=== Records ===
▬▬▬
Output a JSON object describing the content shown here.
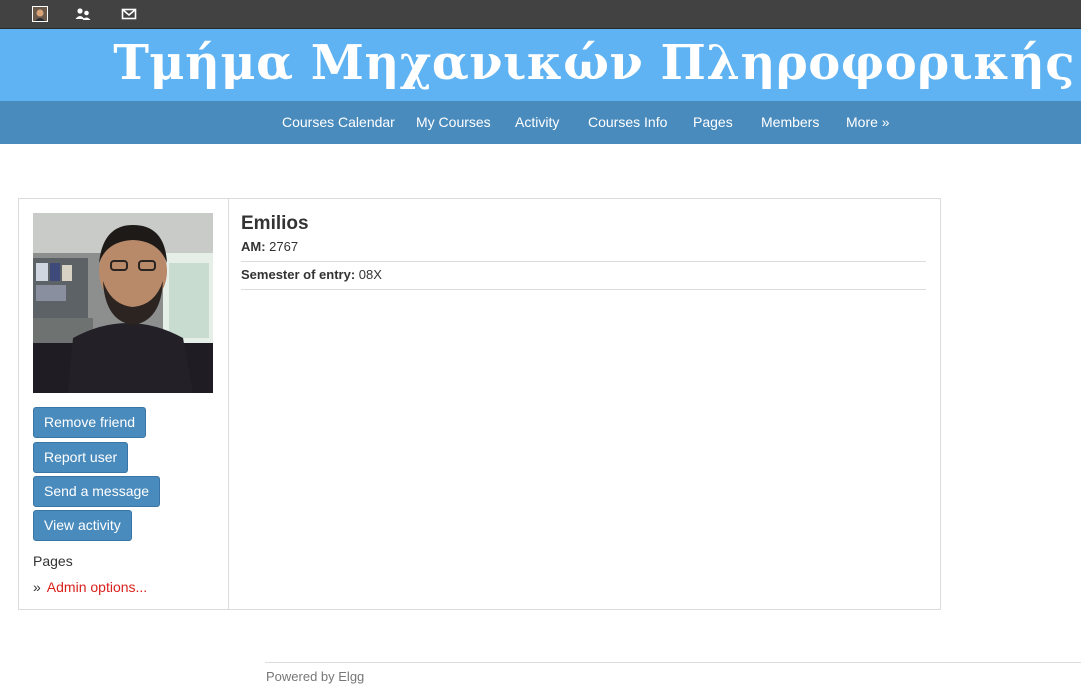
{
  "topbar": {
    "items": [
      {
        "icon": "avatar-thumbnail-icon"
      },
      {
        "icon": "friends-icon"
      },
      {
        "icon": "envelope-icon"
      }
    ]
  },
  "banner": {
    "title": "Τμήμα Μηχανικών Πληροφορικής",
    "background": "#5fb3f2"
  },
  "nav": {
    "items": [
      {
        "label": "Courses Calendar"
      },
      {
        "label": "My Courses"
      },
      {
        "label": "Activity"
      },
      {
        "label": "Courses Info"
      },
      {
        "label": "Pages"
      },
      {
        "label": "Members"
      },
      {
        "label": "More »"
      }
    ],
    "background": "#4a8bbd"
  },
  "profile": {
    "name": "Emilios",
    "fields": [
      {
        "label": "AM:",
        "value": "2767"
      },
      {
        "label": "Semester of entry:",
        "value": "08X"
      }
    ],
    "actions": [
      {
        "label": "Remove friend"
      },
      {
        "label": "Report user"
      },
      {
        "label": "Send a message"
      },
      {
        "label": "View activity"
      }
    ],
    "pages_heading": "Pages",
    "admin_marker": "»",
    "admin_link": "Admin options..."
  },
  "footer": {
    "text": "Powered by Elgg"
  },
  "colors": {
    "button": "#4a8bbd",
    "admin_link": "#d9211c",
    "topbar": "#424242"
  }
}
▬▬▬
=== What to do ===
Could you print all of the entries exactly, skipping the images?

=== Answer section ===
Output a JSON object describing the content shown here.
{
  "topbar": {
    "items": [
      {
        "icon": "avatar-thumbnail-icon"
      },
      {
        "icon": "friends-icon"
      },
      {
        "icon": "envelope-icon"
      }
    ]
  },
  "banner": {
    "title": "Τμήμα Μηχανικών Πληροφορικής",
    "background": "#5fb3f2"
  },
  "nav": {
    "items": [
      {
        "label": "Courses Calendar"
      },
      {
        "label": "My Courses"
      },
      {
        "label": "Activity"
      },
      {
        "label": "Courses Info"
      },
      {
        "label": "Pages"
      },
      {
        "label": "Members"
      },
      {
        "label": "More »"
      }
    ],
    "background": "#4a8bbd"
  },
  "profile": {
    "name": "Emilios",
    "fields": [
      {
        "label": "AM:",
        "value": "2767"
      },
      {
        "label": "Semester of entry:",
        "value": "08X"
      }
    ],
    "actions": [
      {
        "label": "Remove friend"
      },
      {
        "label": "Report user"
      },
      {
        "label": "Send a message"
      },
      {
        "label": "View activity"
      }
    ],
    "pages_heading": "Pages",
    "admin_marker": "»",
    "admin_link": "Admin options..."
  },
  "footer": {
    "text": "Powered by Elgg"
  },
  "colors": {
    "button": "#4a8bbd",
    "admin_link": "#d9211c",
    "topbar": "#424242"
  }
}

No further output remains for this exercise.